The mild difficulties in executive function and attention observed in the nonpsychotic unipolar depression group were consistent with previous characterizations of depression that have implicated attention and executive systems (8–11, 42). Despite the small number of participants with mood disorders in this study and the need for replication of the current data, the findings augment the growing support for the presence of mild disruption of frontal-striatal circuitry in nonpsychotic depression (43, 44).
In summary, the study found that the neuropsychological dysfunction associated with psychotic depression is similar in quality and level of dysfunction to that associated with schizophrenia (when the effects of symptom severity were controlled statistically). On the other hand, the neuropsychological profile for psychotic depression was markedly different in shape and severity, compared to that for nonpsychotic depression. The deficits associated with psychotic depression were not attributable to previous exposure to antipsychotic medication, chronic disease effects, potential diagnostic errors at index examination, or demographic characteristics. Thus, psychosis appears to be associated with a common profile of diffuse neurocognitive dysfunction, regardless of whether it occurs in the context of schizophrenia or depression. Additional studies are needed to assess the long-term stability of neuropsychological impairment in both early- and late-onset psychotic depression, relative to the persistent deficits found in schizophrenia, and ultimately to identify etiological factors underlying the systems-level brain disturbance implicated by the neuropsychological data for patients with psychotic disorders.
Received March 14, 2003; revision received Oct. 7, 2003; accepted Oct. 10, 2003. From the Center for Cognitive Medicine, Department of Psychiatry, University of Illinois at Chicago; and Western Psychiatric Institute and Clinic, Department of Psychiatry, University of Pittsburgh, Pittsburgh.

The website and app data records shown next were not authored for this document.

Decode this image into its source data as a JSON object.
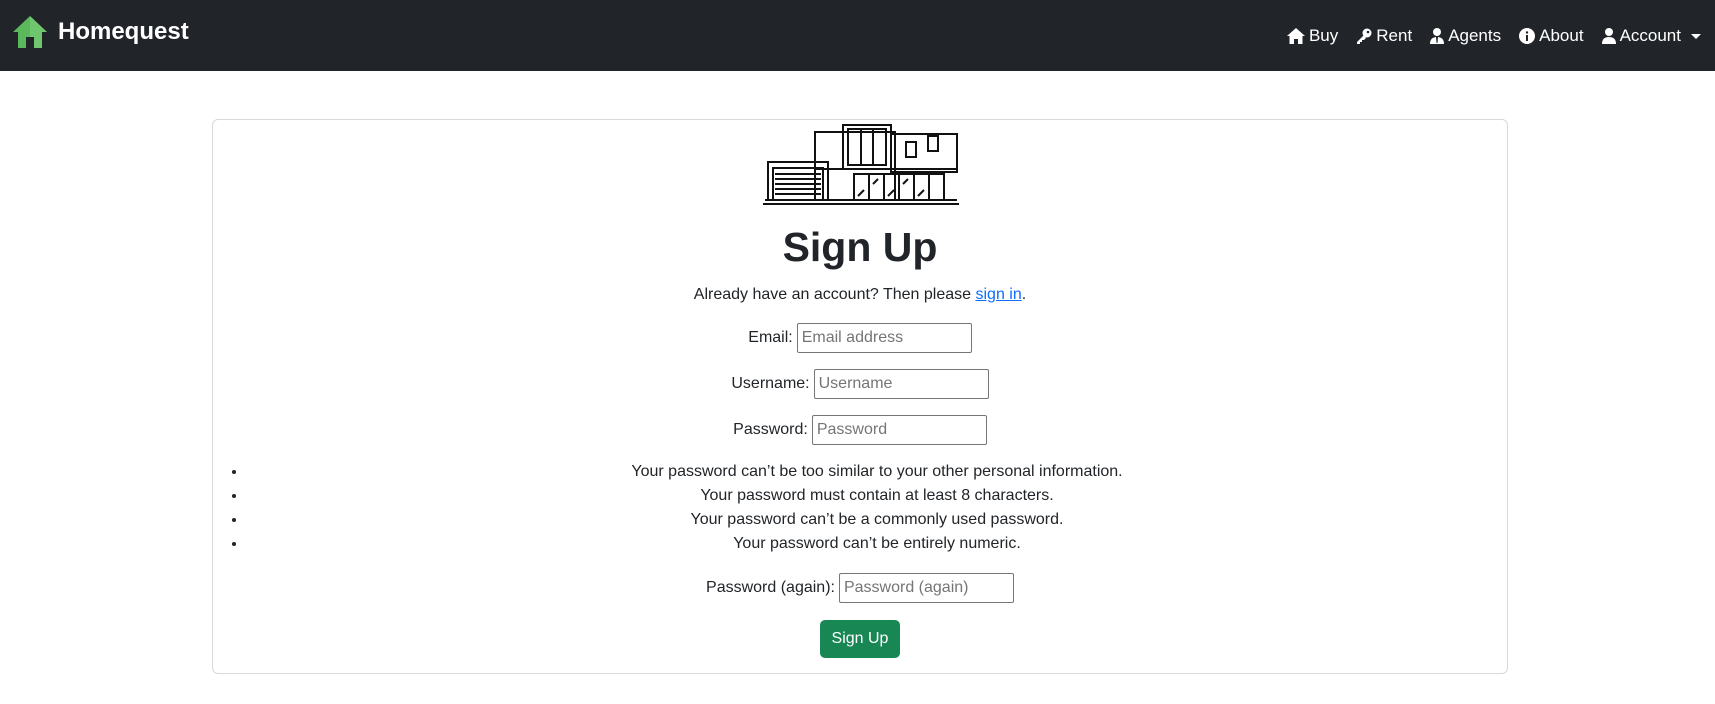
{
  "nav": {
    "brand": "Homequest",
    "items": [
      {
        "label": "Buy",
        "icon": "house-icon"
      },
      {
        "label": "Rent",
        "icon": "key-icon"
      },
      {
        "label": "Agents",
        "icon": "agent-icon"
      },
      {
        "label": "About",
        "icon": "info-icon"
      },
      {
        "label": "Account",
        "icon": "user-icon"
      }
    ]
  },
  "colors": {
    "navbar_bg": "#212529",
    "brand_logo": "#5cb85c",
    "link": "#0d6efd",
    "button_bg": "#198754"
  },
  "form": {
    "title": "Sign Up",
    "signin_prefix": "Already have an account? Then please ",
    "signin_link": "sign in",
    "signin_suffix": ".",
    "email_label": "Email:",
    "email_placeholder": "Email address",
    "username_label": "Username:",
    "username_placeholder": "Username",
    "password_label": "Password:",
    "password_placeholder": "Password",
    "password_help": [
      "Your password can’t be too similar to your other personal information.",
      "Your password must contain at least 8 characters.",
      "Your password can’t be a commonly used password.",
      "Your password can’t be entirely numeric."
    ],
    "password2_label": "Password (again):",
    "password2_placeholder": "Password (again)",
    "submit_label": "Sign Up"
  }
}
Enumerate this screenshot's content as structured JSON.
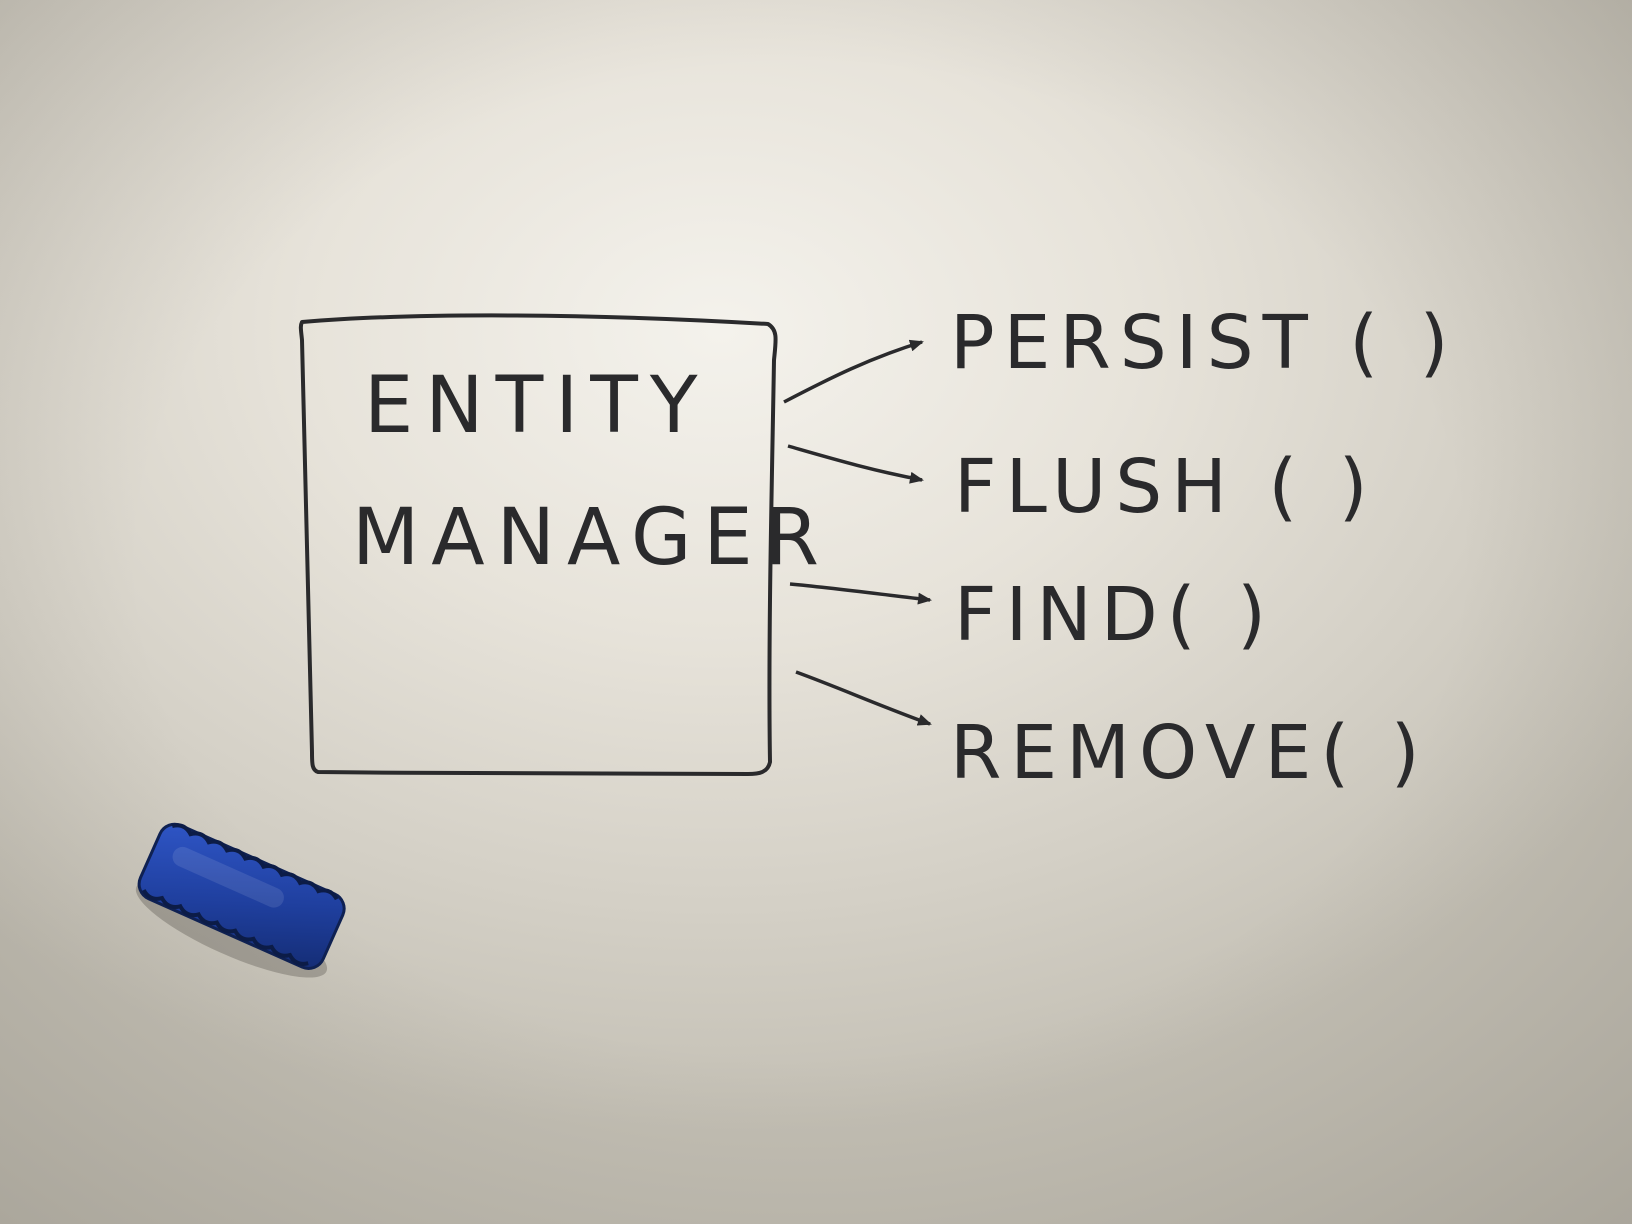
{
  "whiteboard": {
    "box": {
      "line1": "ENTITY",
      "line2": "MANAGER"
    },
    "methods": [
      {
        "label": "PERSIST ( )"
      },
      {
        "label": "FLUSH ( )"
      },
      {
        "label": "FIND( )"
      },
      {
        "label": "REMOVE( )"
      }
    ],
    "ink_color": "#2a2a2c",
    "eraser_color": "#1f3f9e"
  }
}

Address reprint requests to Dr. Hill, Center for Cognitive Medicine, Department of Psychiatry (M/C 913), University of Illinois at Chicago, 912 South Wood St., Suite 235, Chicago, IL 60612; firstname.lastname@example.org (e-mail). Supported by the National Alliance for Research on Schizophrenia and Depression; NIMH grants MH-45156, MH-41884, MH-01433, MH-62134, and MH-42968; and General Clinical Research Center grant RR-00056 from the NIH National Center for Research Resources. The authors thank Dawn Boarts, Jill Brown, Stephen Hegedus, and Christine Krisky for assistance with patient testing and Drs. Gretchen Haas, Ph.D., Cameron Carter, M.D., and the clinical core staff of the Center for the Neuroscience of Mental Disorders in Pittsburgh for their assistance in diagnostic and psychopathological assessments.
Global Neuropsychological Performance of Healthy Comparison Subjects and Patients With Nonpsychotic Depression, Psychotic Depression, and Schizophreniaa

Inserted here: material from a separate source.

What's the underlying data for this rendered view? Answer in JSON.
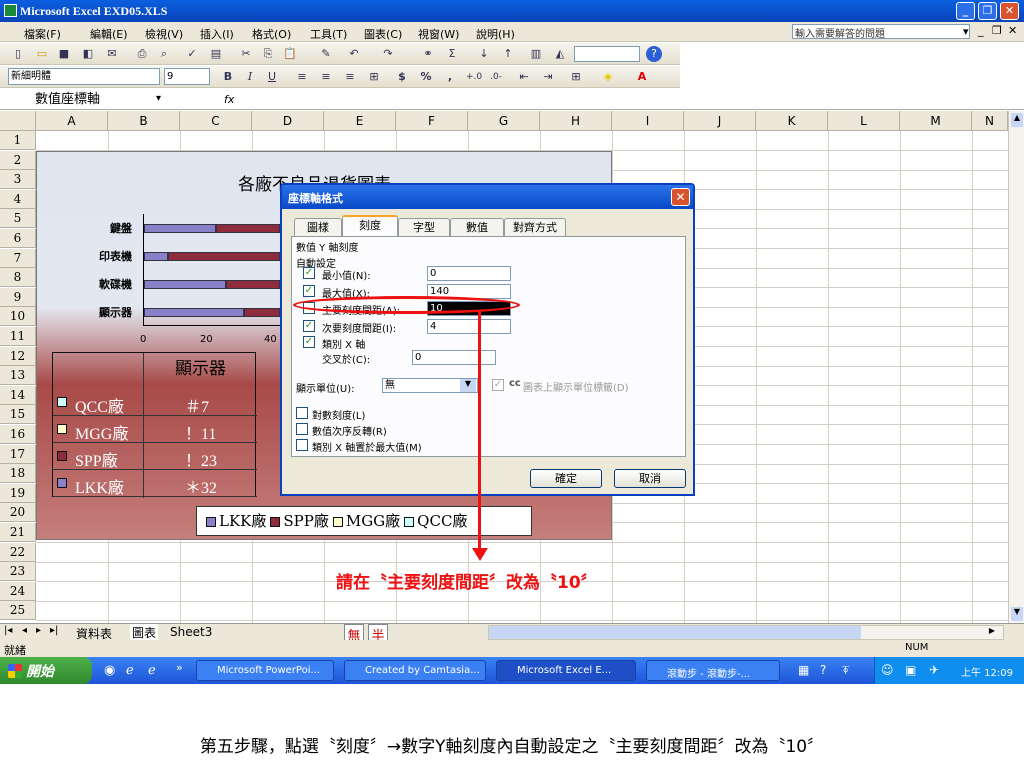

aHealthy comparison subjects: mean=<–0.01 (SD=0.52); patients with nonpsychotic depression: mean=<0.01 (SD=0.47); patients with psychotic depression: mean=–0.59 (SD=0.91); patients with schizophrenia: mean=–0.95 (SD=0.86).
Performance in Six Neuropsychological Domains of Healthy Comparison Subjects and Patients With Nonpsychotic Depression, Psychotic Depression, and Schizophrenia